If you had a bigger boat and wanted more “river” fishing than the boat ramp to Baffle Creek is only 9 kms away.
Baffle Creek, QLD
Baffle Creek is more river than creek with its widest point at over 2kms and a tidal reach of 35kms. The length of the Baffle is 120km and is home to thriving mangrove forests and an abundant array of sea critters and birds.
Baffle Creek is a protected fishing habitat – Queenfish, taylor, trevally, salmon, grunter, barra, bream mangrove jack, and whiting. Guests of Broadwater have been known to have caught 16 different species of fish in one day.
I had to text my brother in-law as soon as I heard that stat. He’s a mad fisherman, and surprisingly had not heard about The Baffle. I’m pretty sure, it’s now on the top of his list and my sister will be helping to prepare the boat for the family’s next fishing adventure.
There’s an abundance of wildlife on land in the The Baffle Creek region as well: kangaroos, echidnas and we even saw an emu wandering around in the forest in the Deepwater National Park.
There are plenty of walks you can enjoy on the 69 acre property and plenty to explore in the area.
Noela took us for a drive to check out the Baffle Creek region, driving through the Deepwater National Park and stopping to visit some of the local beaches.
Driving along the dirt road through the jungled palm trees to Wreck Rock gave me the first inhale of what I anticipated the northern part of Queensland to be like – tropical bliss.
Wreck Rock Beach is a small, rock-bound beach and the place to come and sit for awhile in solitude and just enjoy the moment.
We also stopped off at Rules Beach which was kind enough to supply us with a natural hammock in the form of a tree branch.
Finishing off a magical day at Broadwater Haven can only be done one way: around the campfire with a glass of red wine under a sky blazoned with stars.
The Baffle and Broadwater Haven will take you back to a time when life was far less complicated and nature was all you cared about interacting with.
There’s nothing too baffling about that.
Location – Baffle Creek is a 6 hour drive north of Brisbane, and a short drive north of Bundaberg.

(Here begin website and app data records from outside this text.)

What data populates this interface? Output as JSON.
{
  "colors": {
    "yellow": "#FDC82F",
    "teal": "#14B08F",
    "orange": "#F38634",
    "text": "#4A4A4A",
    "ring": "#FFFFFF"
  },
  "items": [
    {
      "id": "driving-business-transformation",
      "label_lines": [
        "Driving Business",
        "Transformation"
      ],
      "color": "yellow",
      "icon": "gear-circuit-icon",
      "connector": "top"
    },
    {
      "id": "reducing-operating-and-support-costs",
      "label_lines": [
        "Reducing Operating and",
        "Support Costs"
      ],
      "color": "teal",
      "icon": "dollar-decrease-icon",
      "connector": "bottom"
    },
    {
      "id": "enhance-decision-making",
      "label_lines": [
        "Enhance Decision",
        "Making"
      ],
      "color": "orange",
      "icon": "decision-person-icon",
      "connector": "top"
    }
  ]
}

Accommodation – Broadwater Haven Holiday Park on Deepwater Creek offer 10 eco-friendly 4 star waterfront self-contained cabins.
Our visit was in partnership with Tourism Queensland. To plan your next trip check out Queensland Holidays.